Cassie Carlson Reed from the Texas Workforce Commission was the first witness, speaking on Charge #4, where the committee will be examining the effectiveness and cost-efficiency of veterans' services. Reed said her agency focuses on disabled veterans and that 24-hour access to Workforce Commission services is very important. Chairman Truan said that services to veterans had been overlooked in recent years, and that this must stop.
Major General Wayne Marty and Brigadier General Michael Smith from the Texas National Guard discussed the security measures taken since the September 11 attacks. Currently, thirteen hundred soldiers have been mobilized for airport security and to guard other assets. They were speaking on Charges #5 and #6, regarding the mobilization of Texas military forces.
Mike Olen, veteran services manager with the Texas Workforce Commission, discussed the protection of active reservists's and guardsmen's jobs that are protected under federal law. Senator Truan then asked how the mobilization would affect the Department of Public Safety ( DPS) officers and Texas Department of Criminal Justice (TDCJ) guards.

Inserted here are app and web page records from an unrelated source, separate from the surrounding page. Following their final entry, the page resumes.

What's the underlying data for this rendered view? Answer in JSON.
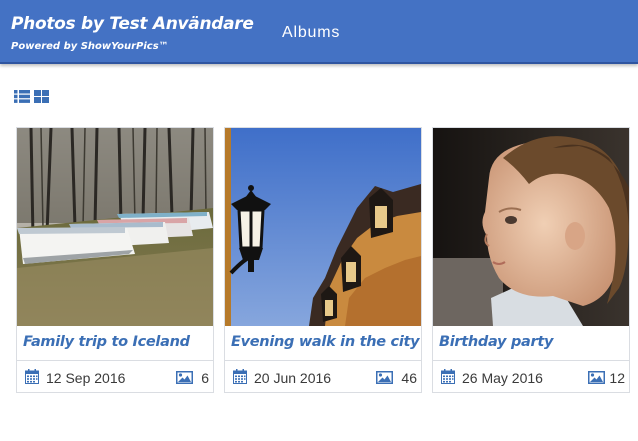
{
  "header": {
    "title": "Photos by Test Användare",
    "subtitle": "Powered by ShowYourPics™",
    "nav_albums": "Albums"
  },
  "view_toggle": {
    "icons": [
      "list-view-icon",
      "grid-view-icon"
    ]
  },
  "albums": [
    {
      "title": "Family trip to Iceland",
      "date": "12 Sep 2016",
      "count": "6",
      "photo": "boats-on-grass"
    },
    {
      "title": "Evening walk in the city",
      "date": "20 Jun 2016",
      "count": "46",
      "photo": "street-lamp-buildings"
    },
    {
      "title": "Birthday party",
      "date": "26 May 2016",
      "count": "12",
      "photo": "child-at-window"
    }
  ],
  "colors": {
    "header_bg": "#4472c4",
    "accent": "#3b6fb5",
    "card_border": "#dadde2"
  }
}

He was told that for future activations the guard would check and see how the activation would affect state agencies like the DPS and TDCJ.
Douglas Oldmixon, deputy commissioner, and Rusty Martin, funds manager with the Veterans Land Board, talked about Charge #2. This charge deals with the effect of the increased bonding authority granted to the Veterans Land Board in House Bill 2453 of the 77th Legislature. Oldmixon then discussed the veterans nursing home program, part of Charge #3. He said that at the present time there are four homes with 160 beds each, with a total number of 46.25% beds occupied. Senator Truan asked where future homes would be located. Oldmixon told the committee that the homes are located near VA medical centers.
James Nier, executive director of the Texas Veterans Commission, discussed the commissions activities with the veterans nursing homes and House Bill 310, which relates to construction of veterans cemeteries. HB310 would authorize up to seven cemeteries, in addition to the four national veterans cemeteries. David Anderson with the Texas Education Agency discussed House Bill 2125, which relates to public school admission for military personnel and dependents. This is part of Charge #4.
The Senate Committee on Veteran Affairs is chaired by Senator Carlos Truan. Senator Eliot Shapleigh is vice-chair. Members are Senators Troy Fraser, and Leticia Van de Putte.
The committee recessed subject to the call of the chair.